Segment Start: Material supplied

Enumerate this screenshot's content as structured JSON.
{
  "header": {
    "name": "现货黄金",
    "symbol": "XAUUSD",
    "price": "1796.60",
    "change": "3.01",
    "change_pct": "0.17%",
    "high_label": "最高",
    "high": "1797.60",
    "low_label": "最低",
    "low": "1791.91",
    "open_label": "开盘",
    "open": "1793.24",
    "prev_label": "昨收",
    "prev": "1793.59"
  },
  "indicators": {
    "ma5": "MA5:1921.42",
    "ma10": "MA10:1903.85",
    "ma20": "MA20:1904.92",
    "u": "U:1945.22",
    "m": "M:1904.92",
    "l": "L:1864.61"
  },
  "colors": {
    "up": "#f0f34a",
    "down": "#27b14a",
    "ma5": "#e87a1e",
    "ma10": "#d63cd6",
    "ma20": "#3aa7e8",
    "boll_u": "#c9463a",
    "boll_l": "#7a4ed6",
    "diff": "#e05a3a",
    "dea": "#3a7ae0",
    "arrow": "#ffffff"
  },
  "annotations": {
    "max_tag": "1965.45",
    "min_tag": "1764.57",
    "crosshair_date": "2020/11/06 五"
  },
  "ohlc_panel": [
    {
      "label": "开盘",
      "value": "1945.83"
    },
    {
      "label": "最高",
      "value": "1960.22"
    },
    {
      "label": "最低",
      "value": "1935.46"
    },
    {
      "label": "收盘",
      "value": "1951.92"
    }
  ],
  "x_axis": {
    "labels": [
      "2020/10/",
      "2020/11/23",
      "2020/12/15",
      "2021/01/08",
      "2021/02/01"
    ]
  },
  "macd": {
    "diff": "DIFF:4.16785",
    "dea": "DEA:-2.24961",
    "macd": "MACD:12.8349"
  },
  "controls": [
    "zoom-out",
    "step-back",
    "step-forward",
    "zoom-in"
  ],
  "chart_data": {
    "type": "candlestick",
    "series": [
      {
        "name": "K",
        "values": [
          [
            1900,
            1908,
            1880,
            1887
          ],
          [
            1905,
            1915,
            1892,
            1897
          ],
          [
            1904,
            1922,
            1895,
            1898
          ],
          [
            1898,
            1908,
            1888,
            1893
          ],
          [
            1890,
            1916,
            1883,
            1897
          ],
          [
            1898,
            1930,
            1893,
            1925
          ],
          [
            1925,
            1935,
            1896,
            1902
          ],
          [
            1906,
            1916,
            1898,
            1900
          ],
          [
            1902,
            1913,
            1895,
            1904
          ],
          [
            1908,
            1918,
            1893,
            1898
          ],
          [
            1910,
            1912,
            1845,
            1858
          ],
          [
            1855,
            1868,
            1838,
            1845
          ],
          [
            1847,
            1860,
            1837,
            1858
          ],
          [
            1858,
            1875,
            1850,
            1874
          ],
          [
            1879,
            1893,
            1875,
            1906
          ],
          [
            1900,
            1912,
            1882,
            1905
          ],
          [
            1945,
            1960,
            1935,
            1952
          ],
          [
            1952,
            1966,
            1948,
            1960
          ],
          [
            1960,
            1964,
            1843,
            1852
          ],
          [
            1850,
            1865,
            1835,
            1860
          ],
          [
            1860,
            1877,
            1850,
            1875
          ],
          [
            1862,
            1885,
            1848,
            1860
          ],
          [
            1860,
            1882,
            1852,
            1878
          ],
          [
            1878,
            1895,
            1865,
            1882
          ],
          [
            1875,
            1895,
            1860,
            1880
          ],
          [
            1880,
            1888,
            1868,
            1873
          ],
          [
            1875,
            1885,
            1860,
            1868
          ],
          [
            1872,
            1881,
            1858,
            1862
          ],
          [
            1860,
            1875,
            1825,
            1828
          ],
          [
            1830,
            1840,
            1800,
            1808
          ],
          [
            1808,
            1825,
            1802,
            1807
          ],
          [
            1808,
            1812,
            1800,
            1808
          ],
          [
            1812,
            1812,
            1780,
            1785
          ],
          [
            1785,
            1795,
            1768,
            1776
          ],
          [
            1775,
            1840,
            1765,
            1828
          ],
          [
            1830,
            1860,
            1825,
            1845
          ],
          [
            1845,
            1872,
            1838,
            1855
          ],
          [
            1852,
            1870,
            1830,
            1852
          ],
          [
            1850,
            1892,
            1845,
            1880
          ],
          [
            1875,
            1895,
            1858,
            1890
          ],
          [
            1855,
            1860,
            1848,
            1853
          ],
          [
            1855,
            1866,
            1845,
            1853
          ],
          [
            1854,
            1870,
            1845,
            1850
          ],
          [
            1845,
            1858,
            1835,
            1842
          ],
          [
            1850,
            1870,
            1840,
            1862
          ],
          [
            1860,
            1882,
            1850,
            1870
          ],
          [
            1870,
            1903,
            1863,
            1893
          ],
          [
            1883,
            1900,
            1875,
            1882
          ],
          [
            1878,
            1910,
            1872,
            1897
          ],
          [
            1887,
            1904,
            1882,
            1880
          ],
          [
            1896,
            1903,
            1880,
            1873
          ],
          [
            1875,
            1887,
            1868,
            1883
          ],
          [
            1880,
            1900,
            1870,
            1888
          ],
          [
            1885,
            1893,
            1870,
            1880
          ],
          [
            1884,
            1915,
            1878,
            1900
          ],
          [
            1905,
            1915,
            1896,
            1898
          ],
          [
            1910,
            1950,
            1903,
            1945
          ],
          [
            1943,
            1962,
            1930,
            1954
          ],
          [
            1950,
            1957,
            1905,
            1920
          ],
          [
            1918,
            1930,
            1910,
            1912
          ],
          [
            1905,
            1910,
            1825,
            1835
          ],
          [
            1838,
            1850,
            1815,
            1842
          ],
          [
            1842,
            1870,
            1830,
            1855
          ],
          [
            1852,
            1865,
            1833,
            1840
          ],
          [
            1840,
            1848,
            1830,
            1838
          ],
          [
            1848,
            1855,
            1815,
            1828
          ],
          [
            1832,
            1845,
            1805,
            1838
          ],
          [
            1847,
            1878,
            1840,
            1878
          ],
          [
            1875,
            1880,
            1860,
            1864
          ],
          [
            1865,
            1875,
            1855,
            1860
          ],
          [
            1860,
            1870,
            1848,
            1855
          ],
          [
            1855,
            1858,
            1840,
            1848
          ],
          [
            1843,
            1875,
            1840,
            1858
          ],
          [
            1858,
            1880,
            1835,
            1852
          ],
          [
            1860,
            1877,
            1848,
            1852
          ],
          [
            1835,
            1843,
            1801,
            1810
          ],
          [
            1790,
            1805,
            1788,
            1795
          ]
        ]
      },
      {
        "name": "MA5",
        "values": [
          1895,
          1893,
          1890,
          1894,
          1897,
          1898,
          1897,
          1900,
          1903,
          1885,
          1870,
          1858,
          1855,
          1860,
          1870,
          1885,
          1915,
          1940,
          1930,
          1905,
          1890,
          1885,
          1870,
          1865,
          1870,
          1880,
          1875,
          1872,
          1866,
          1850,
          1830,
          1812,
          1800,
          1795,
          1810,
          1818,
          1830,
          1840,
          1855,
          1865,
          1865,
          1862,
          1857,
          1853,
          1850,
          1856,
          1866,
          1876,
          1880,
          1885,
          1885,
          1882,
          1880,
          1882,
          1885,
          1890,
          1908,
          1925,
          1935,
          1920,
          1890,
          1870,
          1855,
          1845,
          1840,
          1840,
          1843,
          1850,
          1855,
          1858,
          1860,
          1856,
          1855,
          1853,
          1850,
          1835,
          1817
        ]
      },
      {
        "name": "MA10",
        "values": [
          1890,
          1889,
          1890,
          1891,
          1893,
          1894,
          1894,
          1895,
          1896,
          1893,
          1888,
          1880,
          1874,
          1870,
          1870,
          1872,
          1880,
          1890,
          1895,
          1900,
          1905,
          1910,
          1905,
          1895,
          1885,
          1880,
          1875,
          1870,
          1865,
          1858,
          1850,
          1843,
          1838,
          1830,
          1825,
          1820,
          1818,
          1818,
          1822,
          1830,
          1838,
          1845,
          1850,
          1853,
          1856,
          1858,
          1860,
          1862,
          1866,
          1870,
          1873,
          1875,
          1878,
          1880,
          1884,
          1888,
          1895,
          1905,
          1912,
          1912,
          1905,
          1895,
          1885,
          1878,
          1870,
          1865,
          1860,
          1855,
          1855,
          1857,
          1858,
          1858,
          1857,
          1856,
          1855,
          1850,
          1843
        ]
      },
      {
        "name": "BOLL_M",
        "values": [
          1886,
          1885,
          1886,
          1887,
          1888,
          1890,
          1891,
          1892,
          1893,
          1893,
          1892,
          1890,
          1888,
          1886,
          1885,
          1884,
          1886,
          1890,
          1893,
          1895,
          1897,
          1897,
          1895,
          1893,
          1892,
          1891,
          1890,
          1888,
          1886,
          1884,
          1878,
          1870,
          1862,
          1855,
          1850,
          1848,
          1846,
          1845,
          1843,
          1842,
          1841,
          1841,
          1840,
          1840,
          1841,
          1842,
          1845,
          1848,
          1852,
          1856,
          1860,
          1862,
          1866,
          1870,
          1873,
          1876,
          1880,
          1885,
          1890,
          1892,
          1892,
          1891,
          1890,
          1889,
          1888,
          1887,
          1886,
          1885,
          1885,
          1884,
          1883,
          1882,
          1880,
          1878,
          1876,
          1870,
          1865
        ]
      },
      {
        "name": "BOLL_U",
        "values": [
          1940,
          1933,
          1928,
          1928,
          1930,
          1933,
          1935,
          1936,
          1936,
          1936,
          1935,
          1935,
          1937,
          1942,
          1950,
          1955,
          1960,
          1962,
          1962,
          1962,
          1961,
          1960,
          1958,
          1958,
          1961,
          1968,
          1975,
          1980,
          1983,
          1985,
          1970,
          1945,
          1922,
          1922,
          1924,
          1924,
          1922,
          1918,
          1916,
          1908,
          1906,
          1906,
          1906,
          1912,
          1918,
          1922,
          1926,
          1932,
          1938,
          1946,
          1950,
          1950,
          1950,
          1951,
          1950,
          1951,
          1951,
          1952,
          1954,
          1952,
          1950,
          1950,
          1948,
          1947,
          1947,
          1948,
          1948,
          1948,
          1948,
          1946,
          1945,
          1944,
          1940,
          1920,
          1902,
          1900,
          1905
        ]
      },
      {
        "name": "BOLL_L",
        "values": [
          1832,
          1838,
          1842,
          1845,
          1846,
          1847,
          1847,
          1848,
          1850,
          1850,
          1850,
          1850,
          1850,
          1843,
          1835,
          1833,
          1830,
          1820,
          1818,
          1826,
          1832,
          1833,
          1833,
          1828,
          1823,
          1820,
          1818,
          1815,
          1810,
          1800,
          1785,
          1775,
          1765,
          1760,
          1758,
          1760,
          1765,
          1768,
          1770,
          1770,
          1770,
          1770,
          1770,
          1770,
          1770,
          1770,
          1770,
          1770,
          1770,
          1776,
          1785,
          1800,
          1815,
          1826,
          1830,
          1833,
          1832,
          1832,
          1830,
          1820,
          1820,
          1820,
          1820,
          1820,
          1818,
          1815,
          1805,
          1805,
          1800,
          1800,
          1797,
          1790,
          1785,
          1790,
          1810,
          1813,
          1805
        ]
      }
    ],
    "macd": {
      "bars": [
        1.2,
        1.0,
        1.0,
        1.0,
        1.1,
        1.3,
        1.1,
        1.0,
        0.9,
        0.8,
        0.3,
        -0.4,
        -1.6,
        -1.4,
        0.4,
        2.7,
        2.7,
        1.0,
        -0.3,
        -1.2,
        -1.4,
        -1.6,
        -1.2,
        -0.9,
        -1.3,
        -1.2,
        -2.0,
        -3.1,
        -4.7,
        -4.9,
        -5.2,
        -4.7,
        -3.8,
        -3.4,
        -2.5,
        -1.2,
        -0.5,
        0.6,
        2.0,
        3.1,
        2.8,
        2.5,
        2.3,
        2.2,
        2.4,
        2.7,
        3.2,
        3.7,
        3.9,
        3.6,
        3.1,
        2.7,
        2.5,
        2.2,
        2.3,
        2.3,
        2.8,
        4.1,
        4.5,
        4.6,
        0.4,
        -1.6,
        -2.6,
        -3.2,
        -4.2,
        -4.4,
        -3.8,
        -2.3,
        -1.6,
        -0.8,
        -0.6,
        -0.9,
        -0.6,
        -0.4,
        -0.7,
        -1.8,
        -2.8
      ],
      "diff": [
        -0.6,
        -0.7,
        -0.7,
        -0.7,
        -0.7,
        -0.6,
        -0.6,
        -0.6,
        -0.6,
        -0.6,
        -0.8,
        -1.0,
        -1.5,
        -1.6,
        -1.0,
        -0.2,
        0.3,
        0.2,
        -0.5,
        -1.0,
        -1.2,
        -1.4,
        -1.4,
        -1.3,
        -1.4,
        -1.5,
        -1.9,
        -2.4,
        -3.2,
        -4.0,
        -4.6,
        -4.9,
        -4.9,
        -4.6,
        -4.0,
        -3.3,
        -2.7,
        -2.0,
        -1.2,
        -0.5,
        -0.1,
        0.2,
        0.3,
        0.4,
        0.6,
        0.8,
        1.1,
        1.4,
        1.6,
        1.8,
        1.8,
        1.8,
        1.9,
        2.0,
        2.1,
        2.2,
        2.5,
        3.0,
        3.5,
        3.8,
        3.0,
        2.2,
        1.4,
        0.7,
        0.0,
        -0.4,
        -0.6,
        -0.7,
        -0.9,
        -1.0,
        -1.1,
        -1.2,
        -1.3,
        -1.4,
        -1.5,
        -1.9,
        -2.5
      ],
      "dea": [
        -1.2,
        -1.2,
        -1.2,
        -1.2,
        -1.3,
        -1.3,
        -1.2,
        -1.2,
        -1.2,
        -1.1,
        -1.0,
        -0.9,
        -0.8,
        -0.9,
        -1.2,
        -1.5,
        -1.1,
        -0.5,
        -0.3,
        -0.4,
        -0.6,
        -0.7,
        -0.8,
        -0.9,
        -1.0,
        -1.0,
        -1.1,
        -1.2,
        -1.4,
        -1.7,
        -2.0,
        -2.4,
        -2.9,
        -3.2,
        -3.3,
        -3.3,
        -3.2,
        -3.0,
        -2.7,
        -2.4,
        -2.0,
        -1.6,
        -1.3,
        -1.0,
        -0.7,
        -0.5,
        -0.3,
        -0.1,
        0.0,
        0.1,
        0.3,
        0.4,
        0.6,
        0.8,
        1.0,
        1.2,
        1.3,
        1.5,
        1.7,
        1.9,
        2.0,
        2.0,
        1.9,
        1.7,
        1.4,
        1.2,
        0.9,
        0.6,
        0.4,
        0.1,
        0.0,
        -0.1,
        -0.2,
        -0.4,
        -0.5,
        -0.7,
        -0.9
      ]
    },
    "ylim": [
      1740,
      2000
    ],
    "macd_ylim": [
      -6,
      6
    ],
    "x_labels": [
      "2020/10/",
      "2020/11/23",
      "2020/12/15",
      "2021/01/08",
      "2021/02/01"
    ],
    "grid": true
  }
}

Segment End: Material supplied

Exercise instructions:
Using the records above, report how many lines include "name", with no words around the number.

Result:
7